And today, freedom to remember. I have seen a lot. I’ve seen my mom sit in a wheelchair on a nursing home patio while my husband positioned her perfectly so she could catch a glimpse of something he knew she couldn’t see that well any longer.
I’ve seen my kids twirling sparklers, spelling their beautiful names in the summer night. I can still see that smoke trailing away, the glowing letters like golden whispers, hanging in the air.
I’ve also seen people confined by their minds and limited by their fears. Not free , right in the middle of the USA.
And I’ve seen my Sam fighting like hell this time last year, knowing he might not be here today. But he fought anyway. And on his terms.

Tonight, I’m still celebrating freedom, like a worn out warrior maybe, but I’m still walking.
I put my youngest on a plane this morning and shared a sweet visit with my son and future daughter in-law tonight. They are free to live, and are.

I consoled dogs that think this is too much noise, and I listen as the pops and echoes grow louder. There’s no fading into the distance yet. Good.

I walked outside earlier, for old times sake. Saw those long ago kid days of spitted watermelon seeds. Saw our long ago new house in progress, the two of us laughing in lawn chairs in the front yard.
Saw those red bobbers floating on rippling water, our feet dangling off the bridge. Happy and free.

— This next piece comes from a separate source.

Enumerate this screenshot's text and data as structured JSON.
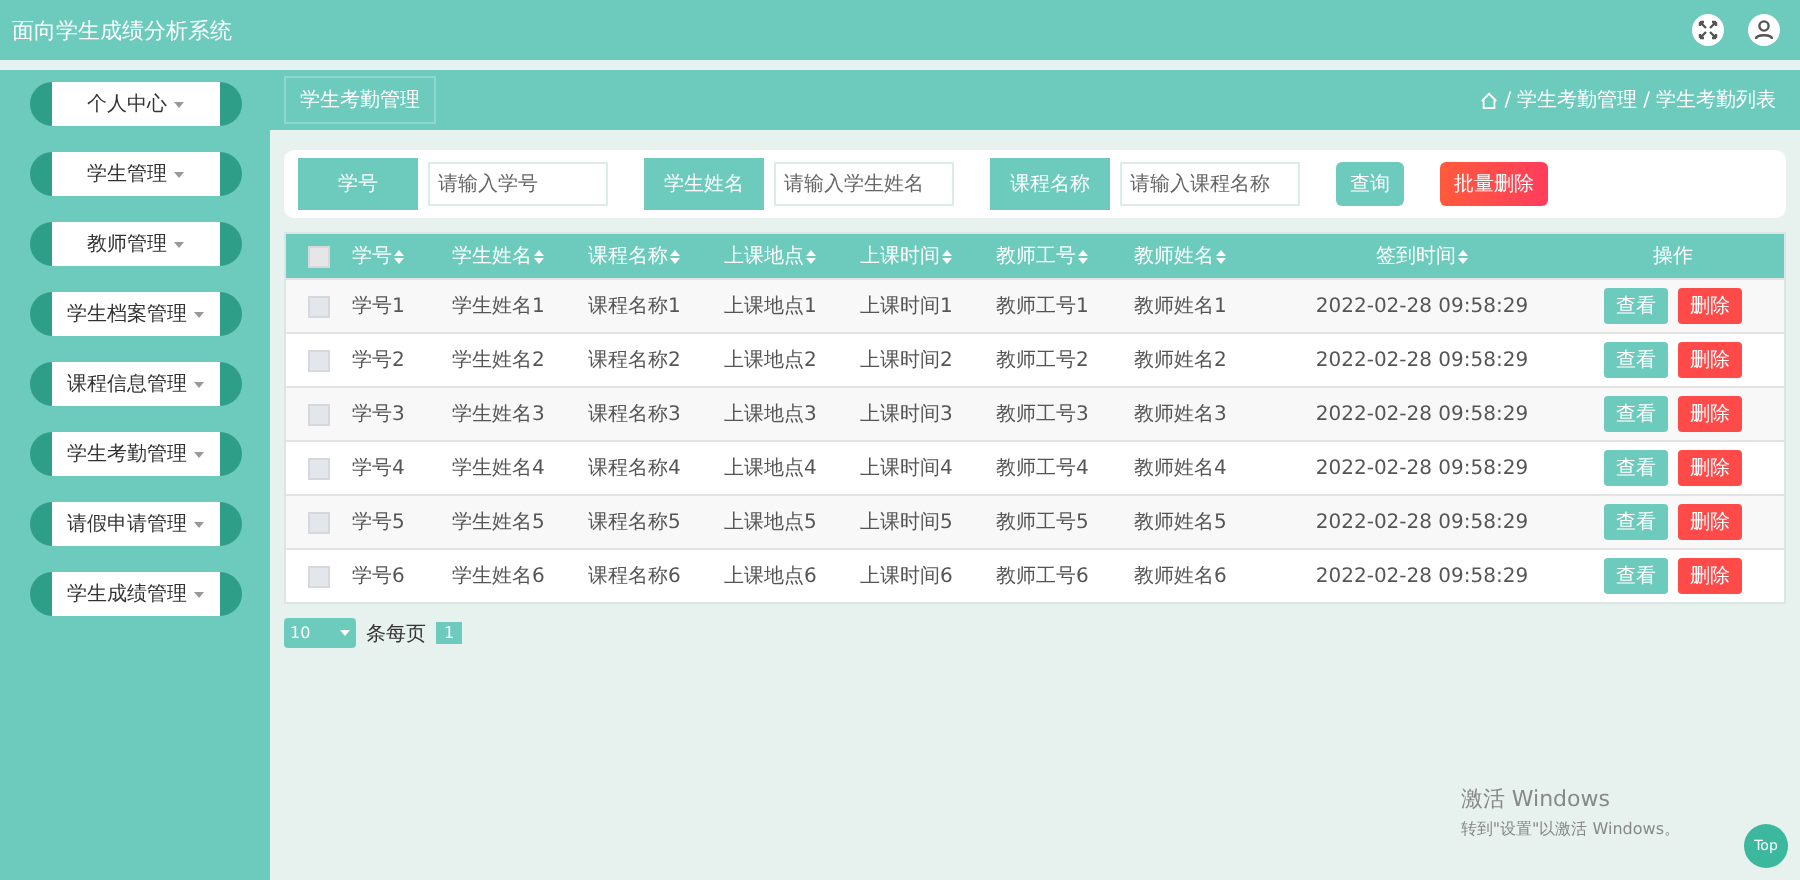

I’m independent today in a way that I never thought I’d be, not this soon. And I’m going to tell you, it’s not always so great. But I’m also here to tell you, there were good memories today. Old and new ones.
I live in a country where I can do pretty much what I want when I want. I stopped by church this morning, worshiped my God the way I like to. Saw the cemetery nearby where my father is buried. Someone took time to leave flags on every veteran’s grave. Dozens of American flags fluttering. This has probably been going on for years, but I only knew it today. Like so many of life’s ways. We miss things. We really do.
A few miles away, there’s a patriotic bouquet on my Sam’s grave. A shiny plastic windmill is twirling in the breeze near his name. I bet there’s a show in that sky too. Those people down that road are shooting off fireworks and passing around beers, eating some decent BBQ. Oblivious to me writing this. Not realizing their little lights are giving me happiness. Because I am free to honor his memory in my own way. And I’m hoping somehow we both are seeing some night lights tonight and smiling. We both are hearing those repeating pops and snaps and thinking … so many good things. The mind is always free, friends. Free to dream. Happy Independence Day.
Live free to feel and think…and celebrate all the moments. As many as you can.